Weekly crude inventories (that represent the supply of oil) are very closely watched by traders, in particular those reported by the EIA (Energy Information Administration) and the API (American Petroleum Institute).
On the other hand, an important indicator of underlying oil demand growth is the world GDP growth rates (in periods of recession, the consumption of oil tends to fall).

On how supply (inventories) and demand affect the price of oil, we recommend you to watch this short video.

In terms of influent people and organizations for the brent oil, we highlight:

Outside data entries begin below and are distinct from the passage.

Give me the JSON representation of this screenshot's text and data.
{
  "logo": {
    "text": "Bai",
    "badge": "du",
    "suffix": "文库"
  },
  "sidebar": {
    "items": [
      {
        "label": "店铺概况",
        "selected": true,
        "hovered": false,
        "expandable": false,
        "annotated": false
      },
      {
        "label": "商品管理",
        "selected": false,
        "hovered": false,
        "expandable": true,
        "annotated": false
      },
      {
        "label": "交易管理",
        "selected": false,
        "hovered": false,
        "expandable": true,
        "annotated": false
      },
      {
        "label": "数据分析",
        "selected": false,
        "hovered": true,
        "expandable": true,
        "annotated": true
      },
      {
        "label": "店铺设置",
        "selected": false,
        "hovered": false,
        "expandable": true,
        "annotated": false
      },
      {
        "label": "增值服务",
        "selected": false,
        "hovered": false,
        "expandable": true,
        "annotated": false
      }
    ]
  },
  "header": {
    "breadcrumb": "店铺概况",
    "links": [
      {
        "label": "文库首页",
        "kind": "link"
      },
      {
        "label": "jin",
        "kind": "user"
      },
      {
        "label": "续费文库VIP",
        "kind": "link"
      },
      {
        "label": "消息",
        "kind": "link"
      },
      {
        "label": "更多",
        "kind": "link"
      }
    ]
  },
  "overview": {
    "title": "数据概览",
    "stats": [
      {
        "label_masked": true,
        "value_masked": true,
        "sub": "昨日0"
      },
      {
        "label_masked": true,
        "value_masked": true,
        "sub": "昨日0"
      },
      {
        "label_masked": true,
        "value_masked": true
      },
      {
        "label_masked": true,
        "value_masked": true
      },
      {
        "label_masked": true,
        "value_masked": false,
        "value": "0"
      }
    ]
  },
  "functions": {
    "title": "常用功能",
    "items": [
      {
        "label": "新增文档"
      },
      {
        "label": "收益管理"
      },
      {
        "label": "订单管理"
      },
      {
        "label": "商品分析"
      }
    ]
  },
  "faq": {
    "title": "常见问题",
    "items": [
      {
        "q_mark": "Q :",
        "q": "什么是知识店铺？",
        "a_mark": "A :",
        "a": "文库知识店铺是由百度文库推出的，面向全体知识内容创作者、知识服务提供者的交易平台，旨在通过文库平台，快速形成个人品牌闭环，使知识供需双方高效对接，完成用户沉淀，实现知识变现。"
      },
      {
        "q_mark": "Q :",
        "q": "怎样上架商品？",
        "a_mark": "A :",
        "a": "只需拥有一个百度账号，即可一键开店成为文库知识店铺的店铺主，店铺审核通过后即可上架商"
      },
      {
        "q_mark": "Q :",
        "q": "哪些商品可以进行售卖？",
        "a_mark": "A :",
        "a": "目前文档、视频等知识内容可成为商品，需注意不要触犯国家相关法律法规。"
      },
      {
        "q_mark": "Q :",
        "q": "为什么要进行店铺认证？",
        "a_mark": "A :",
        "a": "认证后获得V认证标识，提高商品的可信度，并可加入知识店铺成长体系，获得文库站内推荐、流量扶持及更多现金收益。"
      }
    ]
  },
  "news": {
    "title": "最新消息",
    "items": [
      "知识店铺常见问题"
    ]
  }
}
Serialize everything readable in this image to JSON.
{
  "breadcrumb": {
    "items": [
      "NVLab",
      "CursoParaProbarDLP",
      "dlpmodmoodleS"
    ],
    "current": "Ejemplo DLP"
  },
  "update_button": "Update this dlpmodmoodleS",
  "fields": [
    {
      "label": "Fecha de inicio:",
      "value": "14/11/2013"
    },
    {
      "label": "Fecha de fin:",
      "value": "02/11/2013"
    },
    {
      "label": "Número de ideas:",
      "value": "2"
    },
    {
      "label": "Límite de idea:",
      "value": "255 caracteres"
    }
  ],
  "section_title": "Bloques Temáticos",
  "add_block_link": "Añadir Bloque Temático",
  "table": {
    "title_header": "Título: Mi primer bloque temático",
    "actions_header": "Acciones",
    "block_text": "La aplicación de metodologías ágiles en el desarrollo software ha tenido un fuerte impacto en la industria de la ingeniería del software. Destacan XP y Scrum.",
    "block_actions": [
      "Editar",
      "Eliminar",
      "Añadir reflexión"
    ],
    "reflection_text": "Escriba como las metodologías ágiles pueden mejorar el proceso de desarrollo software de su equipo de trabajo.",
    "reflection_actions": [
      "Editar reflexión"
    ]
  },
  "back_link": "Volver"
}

  • Mike Sommers is the 15th chief executive of the American Petroleum Institute (API) since its founding. API is the largest national trade association representing all aspects of America's oil and natural gas industry. Before being named API's president and CEO, Sommers led the American Investment Council, a trade association representing many of the nation's leading private equity and growth capital firms and other business partners.
  • Mohammad Sanusi Barkindo, OPEC’s Secretary General since August 2016. He previously served as Acting Secretary General in 2006, represented Nigeria on OPEC's Economic Commission Board during 1993–2008, led the Nigerian National Petroleum Corporation during 2009–2010, and has headed Nigeria's technical delegation to UN climate negotiations since 1991. The Organization of the Petroleum Exporting Countries is a permanent, intergovernmental Organization, created at the Baghdad Conference in 1960, by Iran, Iraq, Kuwait, Saudi Arabia and Venezuela.
  • US Oil & Gas Association, was founded in October 1917 in Tulsa, Oklahoma, following the United States’ entry into World War I. This trade association “promotes the well-being of the oil and natural gas industries in the United States”.
  • Vladimir Putin, who has served as the president of Russia since 2012, previously holding the position from 2000 until 2008.